Talking about some places to go to escape Tokyo’s oppressive summer heat, we've got a few recommendations for places closer to home. From the luxury high-rise apartments of Roppongi to the quite backstreets of Oji to the north, there are plenty of water parks and pools in the Tokyo metro area that are accessible by train, bus, car, or foot, depending on your choice of transportation. Below are some of the best (please note that prices are listed as of July 2016).
Perhaps the best known of the Tokyo water parks, Tokyo Summerland is open most of the year. It has both indoor and outdoor sections, with enough water slides and waterfalls to keep you amused for many a hot afternoon. There's also the requisite wave pool and lazy river. Also, one unique amenity is the onsen hot spring (swimwear required). One thing to note, no glass bottles or cans are allowed on the premises. Entrance starts at ¥3,500 for adults during July 1–September 30 (¥2,000 the rest of the year).
Toshimaen Water Park
At Toshimaen, the water park has several different sections, including an assortment of outdoor pools and water slides. The Hydropolis section has three major slides—Bodyride Mountain, Innertube Hill, and Thrill Slide Tower, so don't miss any of them.

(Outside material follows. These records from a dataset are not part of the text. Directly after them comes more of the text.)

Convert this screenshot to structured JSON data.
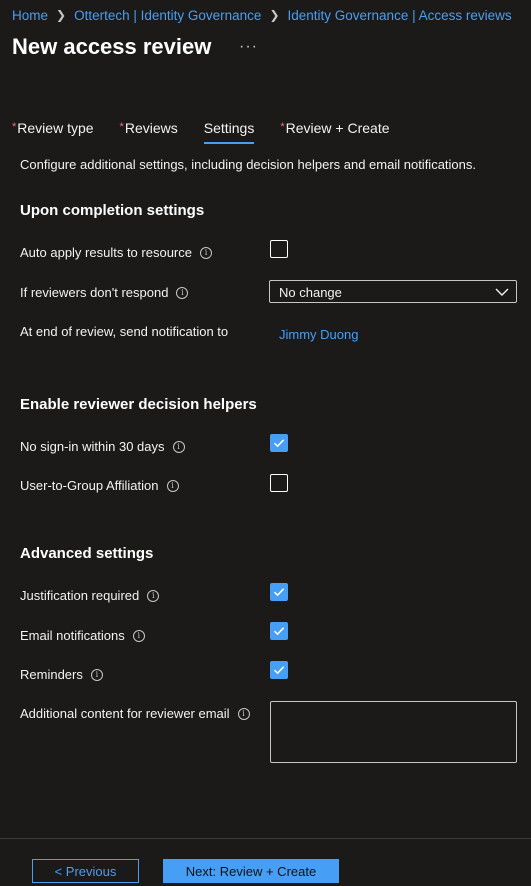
{
  "breadcrumb": {
    "items": [
      "Home",
      "Ottertech | Identity Governance",
      "Identity Governance | Access reviews"
    ]
  },
  "page": {
    "title": "New access review",
    "more_icon": "ellipsis-icon"
  },
  "tabs": [
    {
      "label": "Review type",
      "required": true,
      "active": false
    },
    {
      "label": "Reviews",
      "required": true,
      "active": false
    },
    {
      "label": "Settings",
      "required": false,
      "active": true
    },
    {
      "label": "Review + Create",
      "required": true,
      "active": false
    }
  ],
  "description": "Configure additional settings, including decision helpers and email notifications.",
  "completion": {
    "title": "Upon completion settings",
    "auto_apply_label": "Auto apply results to resource",
    "auto_apply_checked": false,
    "no_response_label": "If reviewers don't respond",
    "no_response_value": "No change",
    "notify_label": "At end of review, send notification to",
    "notify_value": "Jimmy Duong"
  },
  "helpers": {
    "title": "Enable reviewer decision helpers",
    "no_signin_label": "No sign-in within 30 days",
    "no_signin_checked": true,
    "affiliation_label": "User-to-Group Affiliation",
    "affiliation_checked": false
  },
  "advanced": {
    "title": "Advanced settings",
    "justification_label": "Justification required",
    "justification_checked": true,
    "email_label": "Email notifications",
    "email_checked": true,
    "reminders_label": "Reminders",
    "reminders_checked": true,
    "additional_label": "Additional content for reviewer email",
    "additional_value": ""
  },
  "footer": {
    "previous_label": "< Previous",
    "next_label": "Next: Review + Create"
  },
  "colors": {
    "accent": "#479ef5",
    "background": "#1b1a19",
    "required": "#f1707b"
  }
}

One unique feature of this park is the “Nautic Jet,” which is a ride that launches riders up to eight meters in the air after a downhill slide. There are numerous amenities at this park, including various tubes and floats for rent, food, and lounge areas where one can sit after a hard day's swimming. Entrance is ¥4,000 for adults. The park is open July 2 – August 31.

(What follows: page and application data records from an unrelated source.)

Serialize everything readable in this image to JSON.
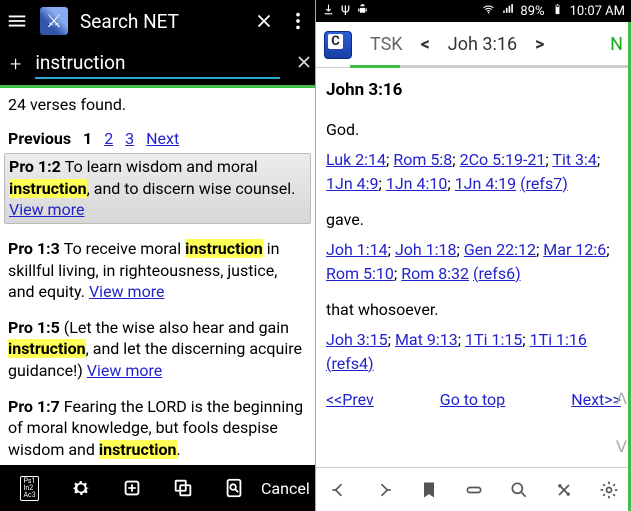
{
  "left": {
    "title": "Search NET",
    "search_value": "instruction",
    "found_text": "24 verses found.",
    "pager": {
      "label": "Previous",
      "pages": [
        "1",
        "2",
        "3"
      ],
      "next": "Next"
    },
    "results": [
      {
        "ref": "Pro 1:2",
        "pre": "To learn wisdom and moral ",
        "hit": "instruction",
        "post": ", and to discern wise counsel.",
        "more": "View more",
        "active": true
      },
      {
        "ref": "Pro 1:3",
        "pre": "To receive moral ",
        "hit": "instruction",
        "post": " in skillful living, in righteousness, justice, and equity.",
        "more": "View more",
        "active": false
      },
      {
        "ref": "Pro 1:5",
        "pre": "(Let the wise also hear and gain ",
        "hit": "instruction",
        "post": ", and let the discerning acquire guidance!)",
        "more": "View more",
        "active": false
      },
      {
        "ref": "Pro 1:7",
        "pre": "Fearing the LORD is the beginning of moral knowledge, but fools despise wisdom and ",
        "hit": "instruction",
        "post": ".",
        "more": null,
        "active": false
      }
    ],
    "footer_cancel": "Cancel"
  },
  "right": {
    "status": {
      "battery": "89%",
      "time": "10:07 AM"
    },
    "header": {
      "module": "TSK",
      "passage": "Joh 3:16"
    },
    "title": "John 3:16",
    "sections": [
      {
        "word": "God.",
        "refs": [
          "Luk 2:14",
          "Rom 5:8",
          "2Co 5:19-21",
          "Tit 3:4",
          "1Jn 4:9",
          "1Jn 4:10",
          "1Jn 4:19"
        ],
        "group": "(refs7)"
      },
      {
        "word": "gave.",
        "refs": [
          "Joh 1:14",
          "Joh 1:18",
          "Gen 22:12",
          "Mar 12:6",
          "Rom 5:10",
          "Rom 8:32"
        ],
        "group": "(refs6)"
      },
      {
        "word": "that whosoever.",
        "refs": [
          "Joh 3:15",
          "Mat 9:13",
          "1Ti 1:15",
          "1Ti 1:16"
        ],
        "group": "(refs4)"
      }
    ],
    "nav": {
      "prev": "<<Prev",
      "top": "Go to top",
      "next": "Next>>"
    }
  }
}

Water Amusement Island, or WAI as it's known by locals, is the water section of the Yomiuriland amusement park. If you're looking for an amusement park that has a cool-off option, then WAI is for you. Once you've survived the roller coasters, step over to WAI for a cool down. They've got five pools and three slides, including the Giant Sky River, which boasts a highest point of 24.5 meters and a ride length of 386 meters that you and three of your friends or family can enjoy together on one of the rubber rings used to ride down the slide. Entrance starts at ¥3,200 for adults. WAI is open July 1–September 11.

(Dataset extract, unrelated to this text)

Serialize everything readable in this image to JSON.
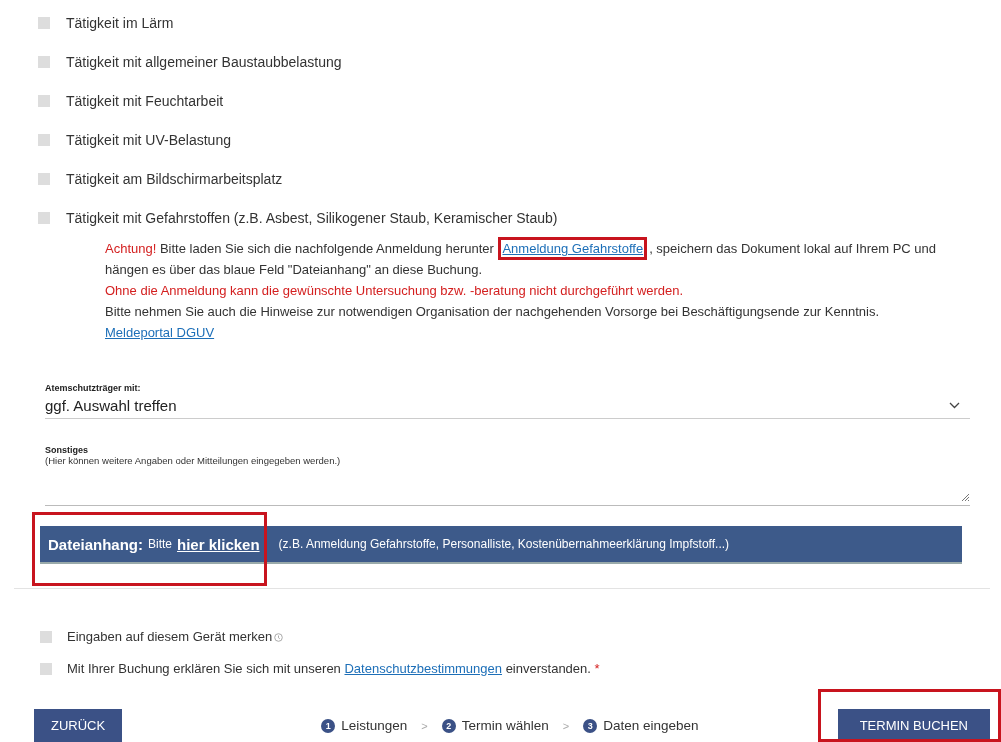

Tobu Super Pool
At about a 90-minute train ride from Shibuya station, the Hybrid Leisure Land is a great place to go with your kids. They have a zoo with 1,200 animals representing a variety of species, Pleasure Land amusement park with 30 different attractions, and of course, the Super Pool! It has a 300-meter long lazy river, a 90-meter wave pool, a three-lane super slide, a body boarding rapids slide, and numerous pools with activities for kids. There is plenty of fun in the sun to be had here so you and your kids won't regret the visit. Note, unlike many water parks in Japan, tents and collapsible shelters are not allowed at this water park. Entrance is ¥2,400 for adults. The Super Pool is open July 16 – September 4.
Other Tokyo Water Parks
Beyond these, there are numerous other water parks around Tokyo, including the Kawagoe Aquatic Park, the Rainbow Pool, the Native Forest Pool, and Seibuen Yuenchi Pool.
One thing to note about Japanese water parks is that they do not permit individuals with tattoos on the premises, and the ones mentioned above are no exception. Many locals get around this rule by covering any visible tattoos with large waterproof bandages though this is no guarantee that you will not be turned away or asked to leave by staff.
We hope these ideas are helpful in helping you cool down this summer!
This entry was posted in Living Information